Exhibit III shows the companies in our "Best Deals" study that performed the best in percentage terms relative to their peers. Note that in some cases the purchase premium paid was very high as a percentage of target market capitalization. However, the value created in dollar terms was even higher. These companies realized that the merger was one step in a path to achieve a vision for their company in the long run. While the companies did not want to pay any more than they would have to in a well-played negotiation, they knew that the additional premium was justifiable relative to the value they observed in the potential merger.
Two deals illustrate this point well. In May 1995, the Williams Companies paid a 307 percent premium (the largest in our database) for the Transco Energy Company, creating the nation's largest volume natural gas pipeline system. Transco is the largest of the five interstate pipeline systems owned by Williams.
While analysts were cool to the deal, Williams saw the real value in investing in Transco's equipment and having access to the valuable Eastern United States market. Wall Street immediately took more than $250 million - more than 10 percent - off Williams' market value, leaving the stock at $25 a share, 25 percent below its 1994 high when the deal was announced (in late 1994). Meanwhile, Transco had been struggling under a heavy debt load that was incurred in settling poorly priced gas contracts in the mid-1980's. Williams had capital to invest, having just sold its Wiltel Network Services unit to LDDS Communications (now known as MCI Worldcom) for about $1.6 billion after tax. Williams' strategic vision, coupled with its ability to manage the significant change inherent in a merger, enabled the Williams/Transco entity to outperform industry peers by 62 percent and create more than $4.7 billion in additional value.
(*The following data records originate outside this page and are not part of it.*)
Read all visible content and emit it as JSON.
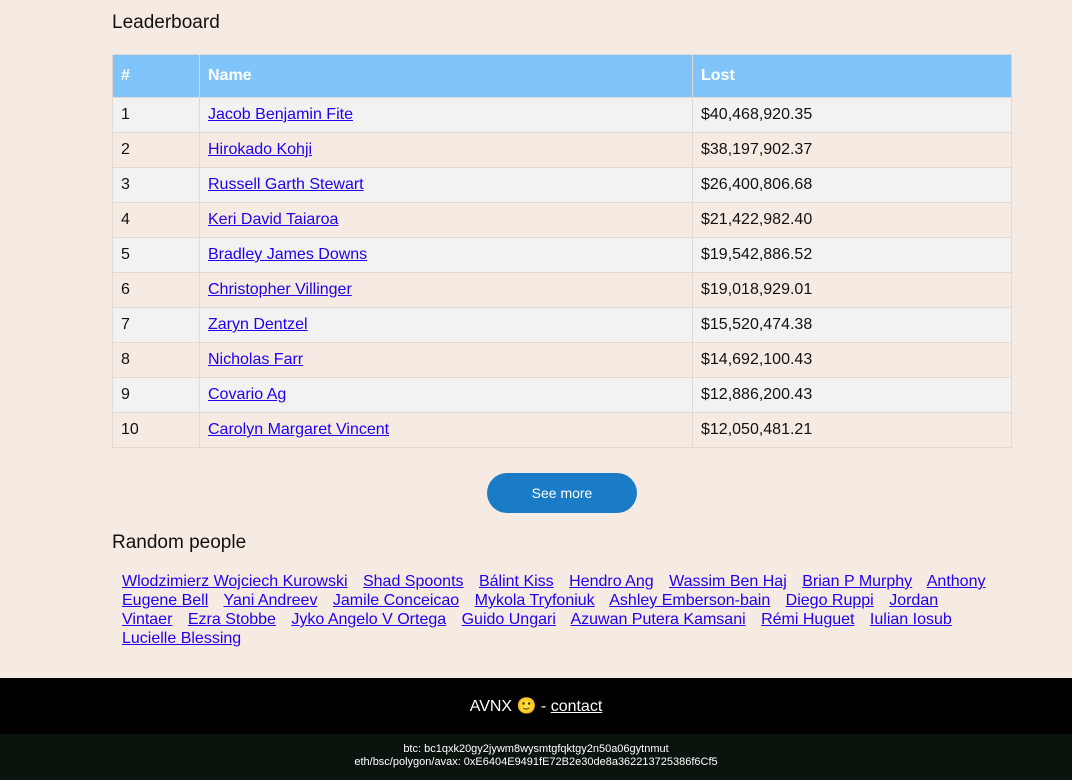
{
  "leaderboard": {
    "title": "Leaderboard",
    "headers": [
      "#",
      "Name",
      "Lost"
    ],
    "rows": [
      [
        "1",
        "Jacob Benjamin Fite",
        "$40,468,920.35"
      ],
      [
        "2",
        "Hirokado Kohji",
        "$38,197,902.37"
      ],
      [
        "3",
        "Russell Garth Stewart",
        "$26,400,806.68"
      ],
      [
        "4",
        "Keri David Taiaroa",
        "$21,422,982.40"
      ],
      [
        "5",
        "Bradley James Downs",
        "$19,542,886.52"
      ],
      [
        "6",
        "Christopher Villinger",
        "$19,018,929.01"
      ],
      [
        "7",
        "Zaryn Dentzel",
        "$15,520,474.38"
      ],
      [
        "8",
        "Nicholas Farr",
        "$14,692,100.43"
      ],
      [
        "9",
        "Covario Ag",
        "$12,886,200.43"
      ],
      [
        "10",
        "Carolyn Margaret Vincent",
        "$12,050,481.21"
      ]
    ],
    "see_more": "See more"
  },
  "random": {
    "title": "Random people",
    "people": [
      "Wlodzimierz Wojciech Kurowski",
      "Shad Spoonts",
      "Bálint Kiss",
      "Hendro Ang",
      "Wassim Ben Haj",
      "Brian P Murphy",
      "Anthony Eugene Bell",
      "Yani Andreev",
      "Jamile Conceicao",
      "Mykola Tryfoniuk",
      "Ashley Emberson-bain",
      "Diego Ruppi",
      "Jordan Vintaer",
      "Ezra Stobbe",
      "Jyko Angelo V Ortega",
      "Guido Ungari",
      "Azuwan Putera Kamsani",
      "Rémi Huguet",
      "Iulian Iosub",
      "Lucielle Blessing"
    ]
  },
  "footer": {
    "brand": "AVNX 🙂 - ",
    "contact": "contact",
    "btc": "btc: bc1qxk20gy2jywm8wysmtgfqktgy2n50a06gytnmut",
    "eth": "eth/bsc/polygon/avax: 0xE6404E9491fE72B2e30de8a362213725386f6Cf5"
  }
}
The deal between Tyco International Ltd., a diversified manufacturing and service company, and Kendall International Inc. in October 1994 is another example of a merger with a noteworthy premium that created significant shareholder value. At the time, Tyco's most important lines of disposable products were used in hospitals and nursing homes. These included single-use electrodes for electrocardiographs, blood bags, intravenous bags, etc. Tyco already had about $100 million in such business and had decided it wanted more. In 1994, therefore, Tyco bought Kendall, a market leader in disposable medical products. At a 39 percent premium it was also considered too rich by Wall Street, which underestimated Tyco's ability to build businesses and the evel of complementarity between the two companies' capabilities. A July 1994 article in USA Today written a few weeks after the deal was announced characterized it as one that showed "naïveté about refusals to pay too much and making 'pure strategic fits' in a deal that may or may not be synergistic." Tyco's stock price dropped almost 10 percent in the ensuing weeks. However, Tyco had a vision. It knew that the Kendall management team and capabilities could be a strong foundation for growing the disposable medical products business. It added four subsequent acquisitions, and the division that was started with the Kendall acquisition is now at $3.4 billion in sales versus about $100 million for Tyco originally. In this example, more than $3.1 billion in market value was created.
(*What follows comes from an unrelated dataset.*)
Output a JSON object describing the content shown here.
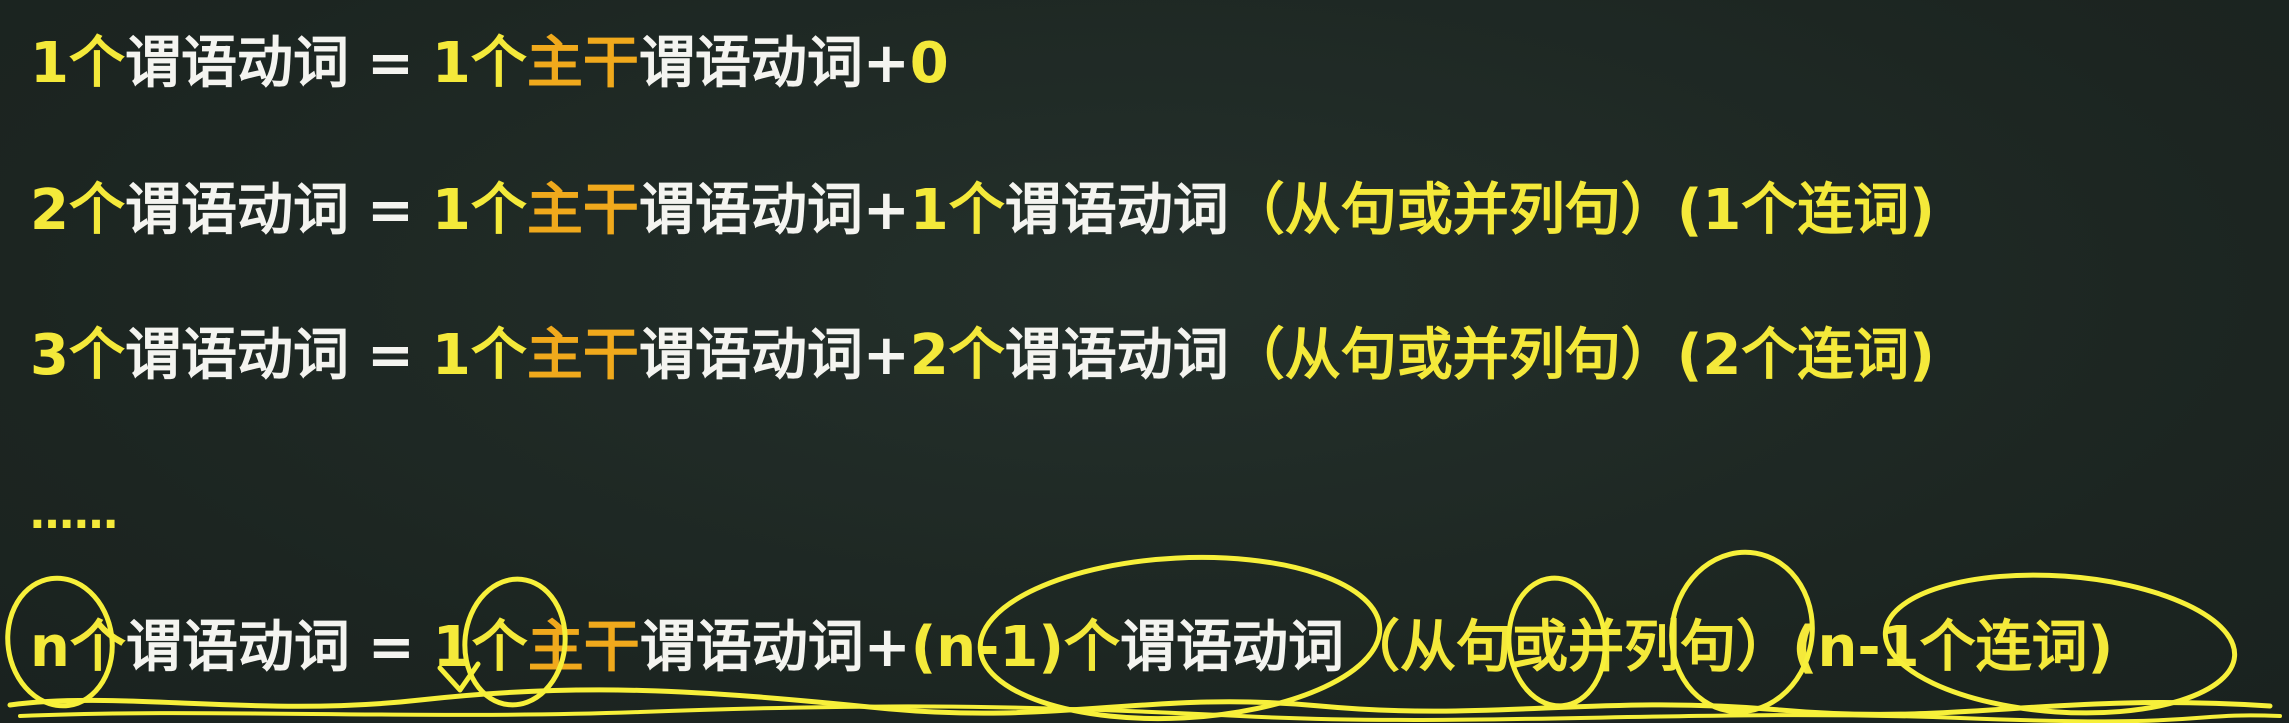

2. A Question of Relative Size. Another factor we examined was the relative size of the acquirer and target company to determine if some approaches, such as acquiring small companies, were more productive than others. Our analysis compared acquirer to target in terms of market capitalization and sales, and the absolute size of the acquirer, to see if any excess returns existed. No excess returns were found. (See Exhibit IV.)